### WHAT IS NEEDED
Copy only the lines from the one containing "Parse this screenshot: output" through the final line of the records below, exactly as written, with no pictures.

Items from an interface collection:
────────────────────

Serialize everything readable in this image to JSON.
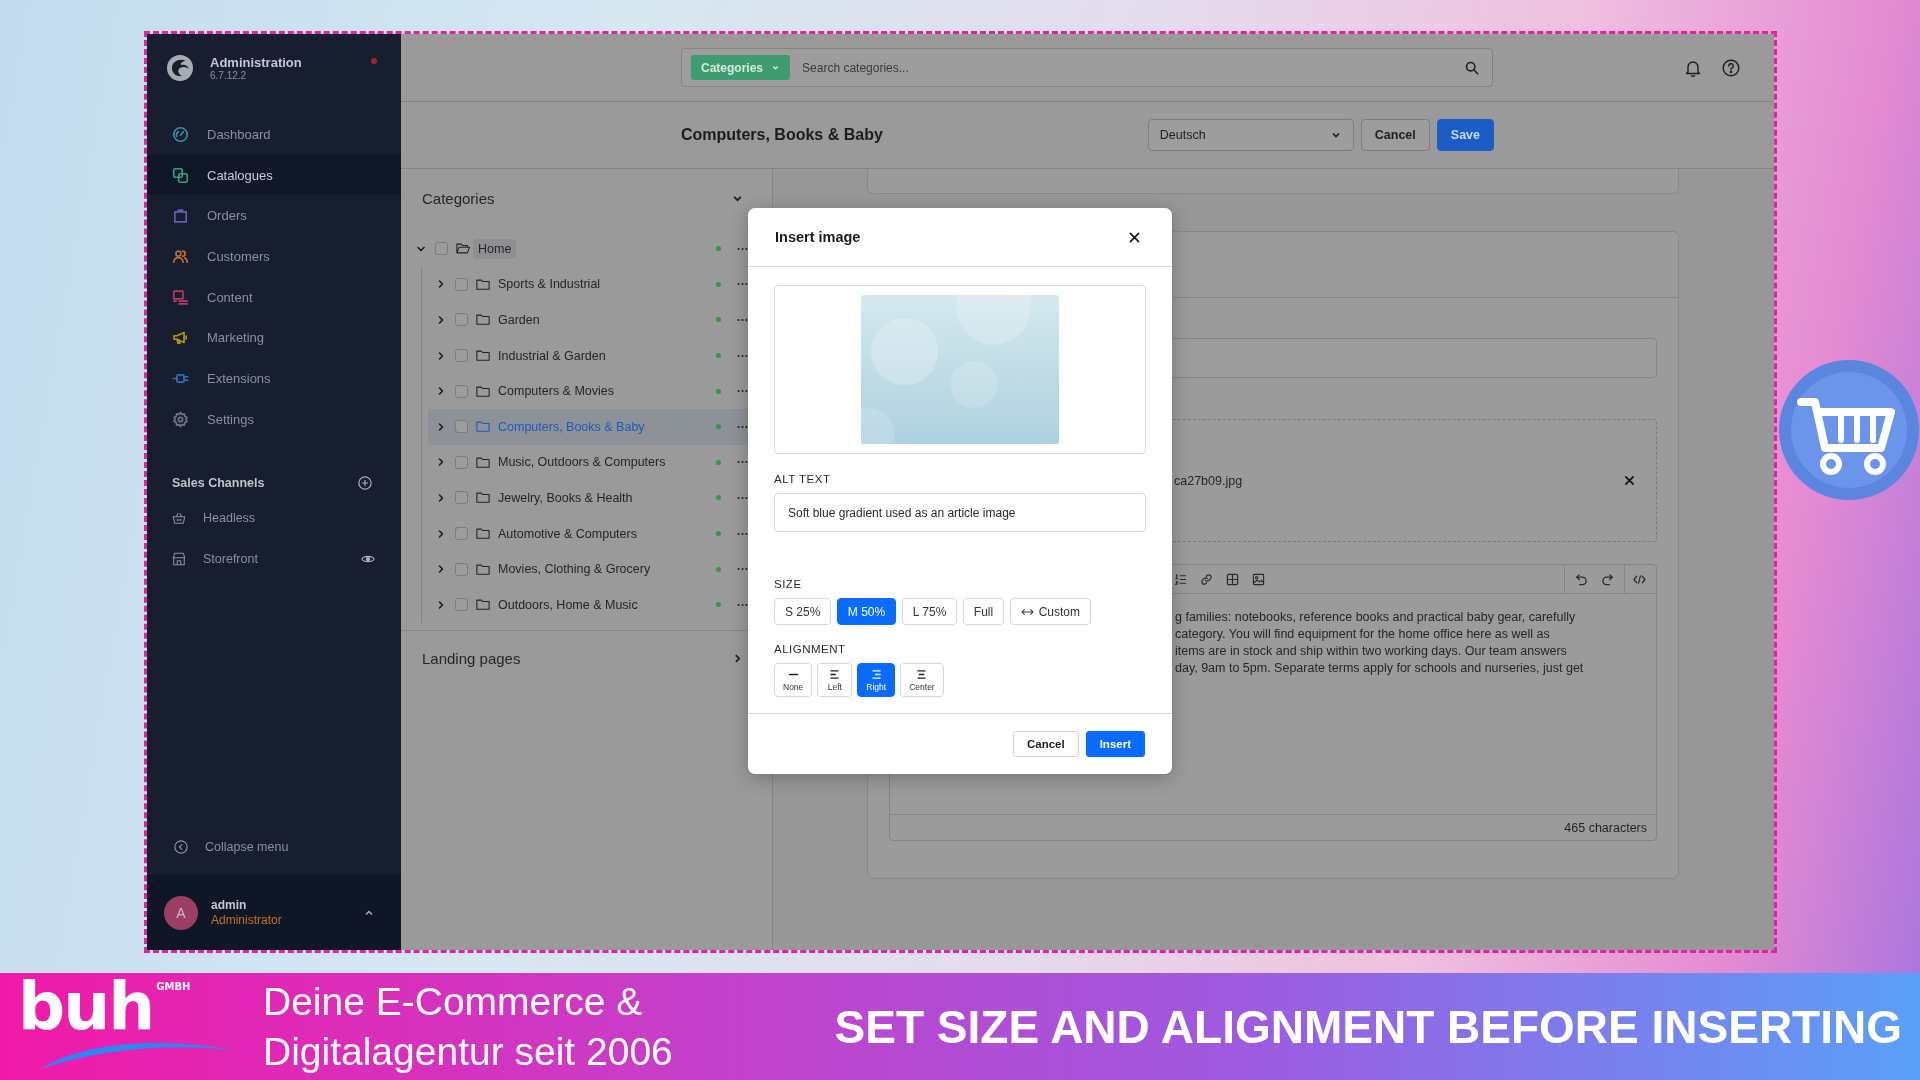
{
  "sidebar": {
    "app_name": "Administration",
    "version": "6.7.12.2",
    "nav": [
      {
        "label": "Dashboard",
        "selected": false,
        "color": "#3b8ea5"
      },
      {
        "label": "Catalogues",
        "selected": true,
        "color": "#32a173"
      },
      {
        "label": "Orders",
        "selected": false,
        "color": "#6b58b8"
      },
      {
        "label": "Customers",
        "selected": false,
        "color": "#c46e2c"
      },
      {
        "label": "Content",
        "selected": false,
        "color": "#b83a68"
      },
      {
        "label": "Marketing",
        "selected": false,
        "color": "#b09612"
      },
      {
        "label": "Extensions",
        "selected": false,
        "color": "#2a73b8"
      },
      {
        "label": "Settings",
        "selected": false,
        "color": "#6e7482"
      }
    ],
    "sales_channels": {
      "title": "Sales Channels",
      "items": [
        {
          "label": "Headless",
          "kind": "headless",
          "selected": false
        },
        {
          "label": "Storefront",
          "kind": "storefront",
          "selected": false
        }
      ]
    },
    "collapse_label": "Collapse menu",
    "user": {
      "initial": "A",
      "name": "admin",
      "role": "Administrator"
    }
  },
  "top_bar": {
    "search": {
      "module": "Categories",
      "placeholder": "Search categories..."
    }
  },
  "header": {
    "title": "Computers, Books & Baby",
    "language": "Deutsch",
    "buttons": [
      {
        "label": "Cancel",
        "kind": "secondary"
      },
      {
        "label": "Save",
        "kind": "primary"
      }
    ]
  },
  "categories_panel": {
    "title": "Categories",
    "expanded": true,
    "tree": [
      {
        "label": "Home",
        "expanded": true,
        "checked": false,
        "selected": false,
        "highlighted": true,
        "active": true,
        "children": [
          {
            "label": "Sports & Industrial",
            "expanded": false,
            "checked": false,
            "selected": false,
            "highlighted": false,
            "active": true
          },
          {
            "label": "Garden",
            "expanded": false,
            "checked": false,
            "selected": false,
            "highlighted": false,
            "active": true
          },
          {
            "label": "Industrial & Garden",
            "expanded": false,
            "checked": false,
            "selected": false,
            "highlighted": false,
            "active": true
          },
          {
            "label": "Computers & Movies",
            "expanded": false,
            "checked": false,
            "selected": false,
            "highlighted": false,
            "active": true
          },
          {
            "label": "Computers, Books & Baby",
            "expanded": false,
            "checked": false,
            "selected": true,
            "highlighted": false,
            "active": true
          },
          {
            "label": "Music, Outdoors & Computers",
            "expanded": false,
            "checked": false,
            "selected": false,
            "highlighted": false,
            "active": true
          },
          {
            "label": "Jewelry, Books & Health",
            "expanded": false,
            "checked": false,
            "selected": false,
            "highlighted": false,
            "active": true
          },
          {
            "label": "Automotive & Computers",
            "expanded": false,
            "checked": false,
            "selected": false,
            "highlighted": false,
            "active": true
          },
          {
            "label": "Movies, Clothing & Grocery",
            "expanded": false,
            "checked": false,
            "selected": false,
            "highlighted": false,
            "active": true
          },
          {
            "label": "Outdoors, Home & Music",
            "expanded": false,
            "checked": false,
            "selected": false,
            "highlighted": false,
            "active": true
          }
        ]
      }
    ]
  },
  "landing_pages": {
    "title": "Landing pages",
    "expanded": false
  },
  "content": {
    "file_name": "ca27b09.jpg",
    "editor": {
      "lines": [
        "g families: notebooks, reference books and practical baby gear, carefully",
        "category. You will find equipment for the home office here as well as",
        "items are in stock and ship within two working days. Our team answers",
        "day, 9am to 5pm. Separate terms apply for schools and nurseries, just get"
      ],
      "char_count": "465 characters"
    }
  },
  "dialog": {
    "title": "Insert image",
    "alt_label": "ALT TEXT",
    "alt_value": "Soft blue gradient used as an article image",
    "size_label": "SIZE",
    "sizes": [
      {
        "label": "S 25%",
        "kind": "preset",
        "selected": false
      },
      {
        "label": "M 50%",
        "kind": "preset",
        "selected": true
      },
      {
        "label": "L 75%",
        "kind": "preset",
        "selected": false
      },
      {
        "label": "Full",
        "kind": "preset",
        "selected": false
      },
      {
        "label": "Custom",
        "kind": "custom",
        "selected": false
      }
    ],
    "alignment_label": "ALIGNMENT",
    "alignments": [
      {
        "label": "None",
        "selected": false
      },
      {
        "label": "Left",
        "selected": false
      },
      {
        "label": "Right",
        "selected": true
      },
      {
        "label": "Center",
        "selected": false
      }
    ],
    "buttons": [
      {
        "label": "Cancel",
        "kind": "secondary"
      },
      {
        "label": "Insert",
        "kind": "primary"
      }
    ]
  },
  "banner": {
    "logo": "buh",
    "logo_suffix": "GMBH",
    "tagline": "Deine E-Commerce & Digitalagentur seit 2006",
    "headline": "SET SIZE AND ALIGNMENT BEFORE INSERTING"
  }
}
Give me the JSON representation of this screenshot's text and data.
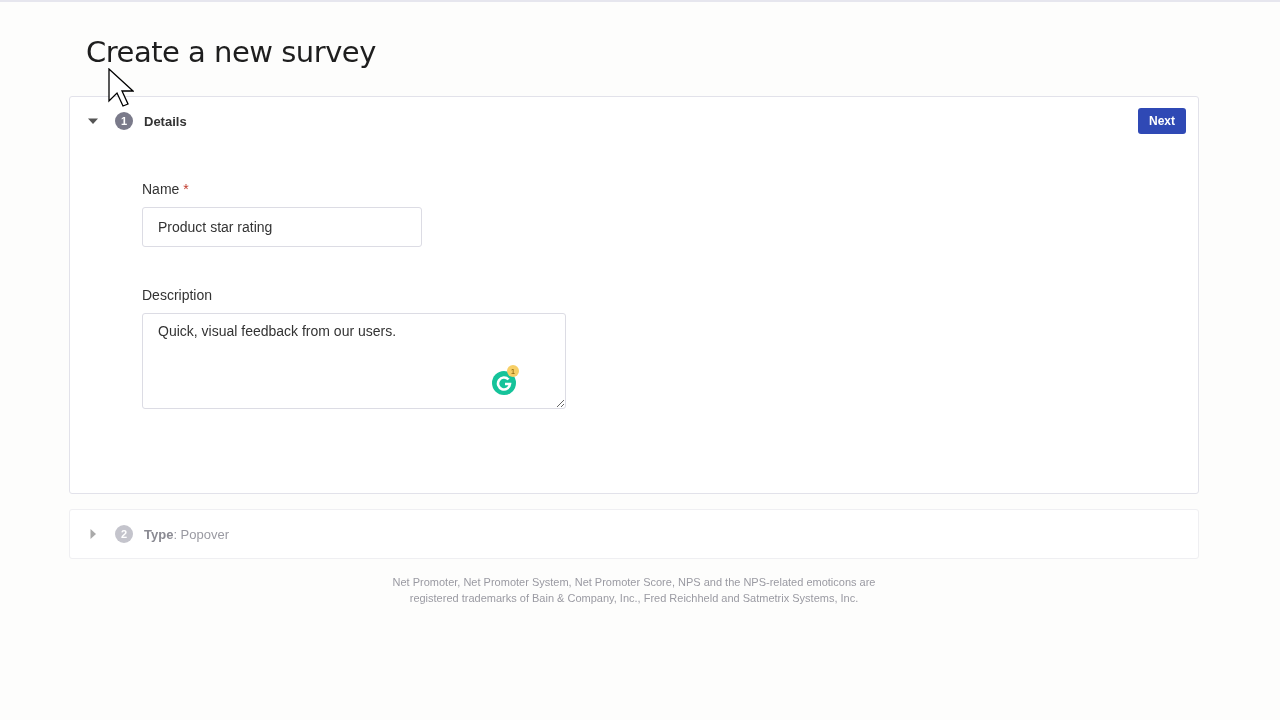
{
  "page": {
    "title": "Create a new survey"
  },
  "steps": [
    {
      "number": "1",
      "title": "Details",
      "expanded": true,
      "disabled": false,
      "action": "Next",
      "fields": [
        {
          "kind": "input",
          "label": "Name",
          "required_mark": "*",
          "value": "Product star rating"
        },
        {
          "kind": "textarea",
          "label": "Description",
          "value": "Quick, visual feedback from our users.",
          "badge_count": "1"
        }
      ]
    },
    {
      "number": "2",
      "title": "**Type**: Popover",
      "expanded": false,
      "disabled": true
    }
  ],
  "footer": {
    "note": "Net Promoter, Net Promoter System, Net Promoter Score, NPS and the NPS-related emoticons are registered trademarks of Bain & Company, Inc., Fred Reichheld and Satmetrix Systems, Inc."
  }
}
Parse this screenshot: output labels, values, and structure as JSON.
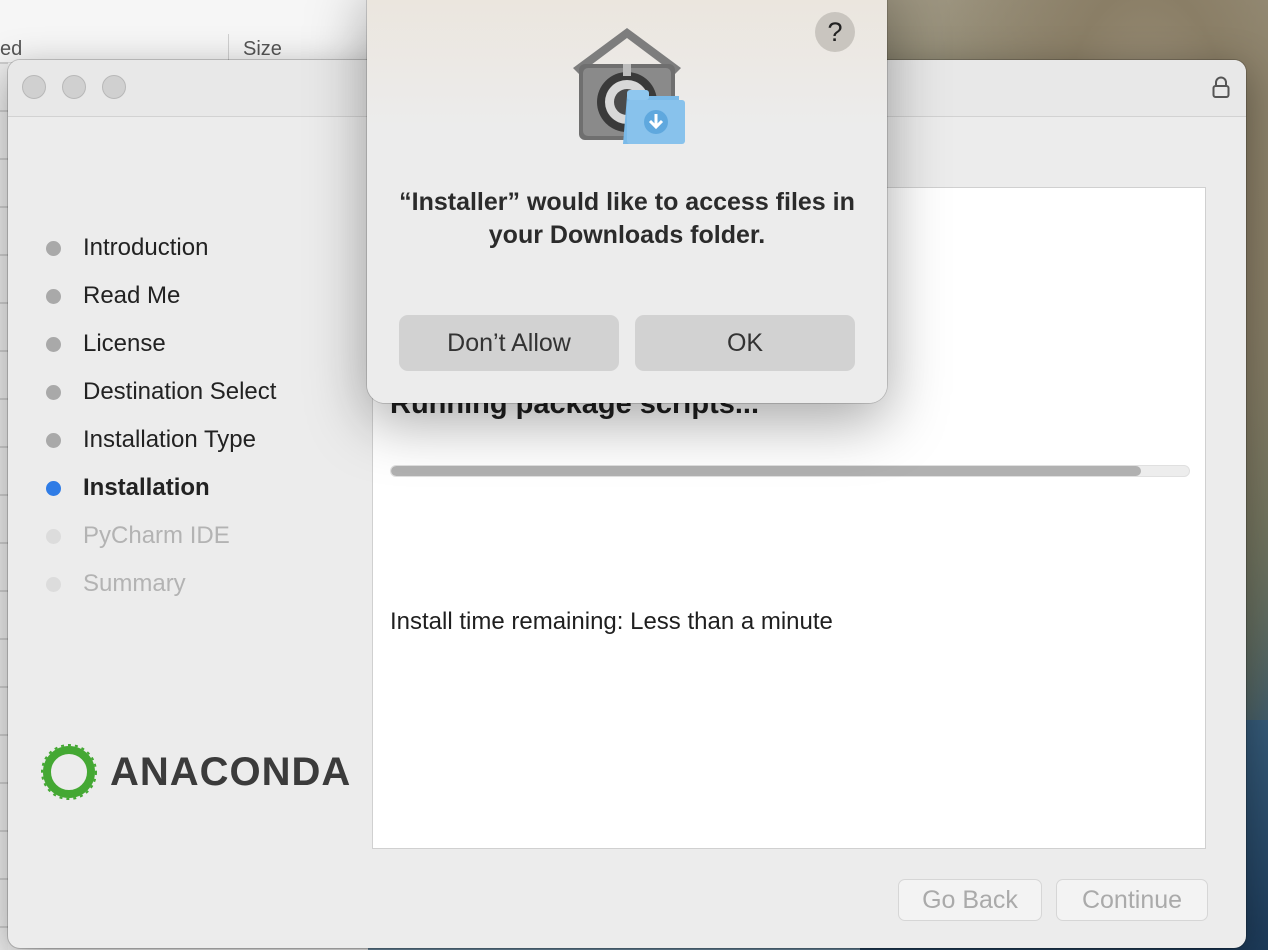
{
  "finder": {
    "column_partial": "ed",
    "column_size": "Size"
  },
  "installer": {
    "steps": [
      {
        "label": "Introduction",
        "state": "done"
      },
      {
        "label": "Read Me",
        "state": "done"
      },
      {
        "label": "License",
        "state": "done"
      },
      {
        "label": "Destination Select",
        "state": "done"
      },
      {
        "label": "Installation Type",
        "state": "done"
      },
      {
        "label": "Installation",
        "state": "active"
      },
      {
        "label": "PyCharm IDE",
        "state": "future"
      },
      {
        "label": "Summary",
        "state": "future"
      }
    ],
    "logo_text": "ANACONDA",
    "status_text": "Running package scripts...",
    "progress_fraction": 0.94,
    "time_remaining": "Install time remaining: Less than a minute",
    "go_back_label": "Go Back",
    "continue_label": "Continue",
    "colors": {
      "active_bullet": "#2f7ce6",
      "done_bullet": "#a9a9a9",
      "future_bullet": "#dcdcdc"
    }
  },
  "dialog": {
    "help_label": "?",
    "message": "“Installer” would like to access files in your Downloads folder.",
    "dont_allow_label": "Don’t Allow",
    "ok_label": "OK",
    "icon": "privacy-downloads-folder-icon"
  }
}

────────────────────

### ANSWER FOR THIS EXERCISE
Parse this screenshot: output labels, values, and structure as JSON.
{
  "finder": {
    "column_partial": "ed",
    "column_size": "Size"
  },
  "installer": {
    "steps": [
      {
        "label": "Introduction",
        "state": "done"
      },
      {
        "label": "Read Me",
        "state": "done"
      },
      {
        "label": "License",
        "state": "done"
      },
      {
        "label": "Destination Select",
        "state": "done"
      },
      {
        "label": "Installation Type",
        "state": "done"
      },
      {
        "label": "Installation",
        "state": "active"
      },
      {
        "label": "PyCharm IDE",
        "state": "future"
      },
      {
        "label": "Summary",
        "state": "future"
      }
    ],
    "logo_text": "ANACONDA",
    "status_text": "Running package scripts...",
    "progress_fraction": 0.94,
    "time_remaining": "Install time remaining: Less than a minute",
    "go_back_label": "Go Back",
    "continue_label": "Continue",
    "colors": {
      "active_bullet": "#2f7ce6",
      "done_bullet": "#a9a9a9",
      "future_bullet": "#dcdcdc"
    }
  },
  "dialog": {
    "help_label": "?",
    "message": "“Installer” would like to access files in your Downloads folder.",
    "dont_allow_label": "Don’t Allow",
    "ok_label": "OK",
    "icon": "privacy-downloads-folder-icon"
  }
}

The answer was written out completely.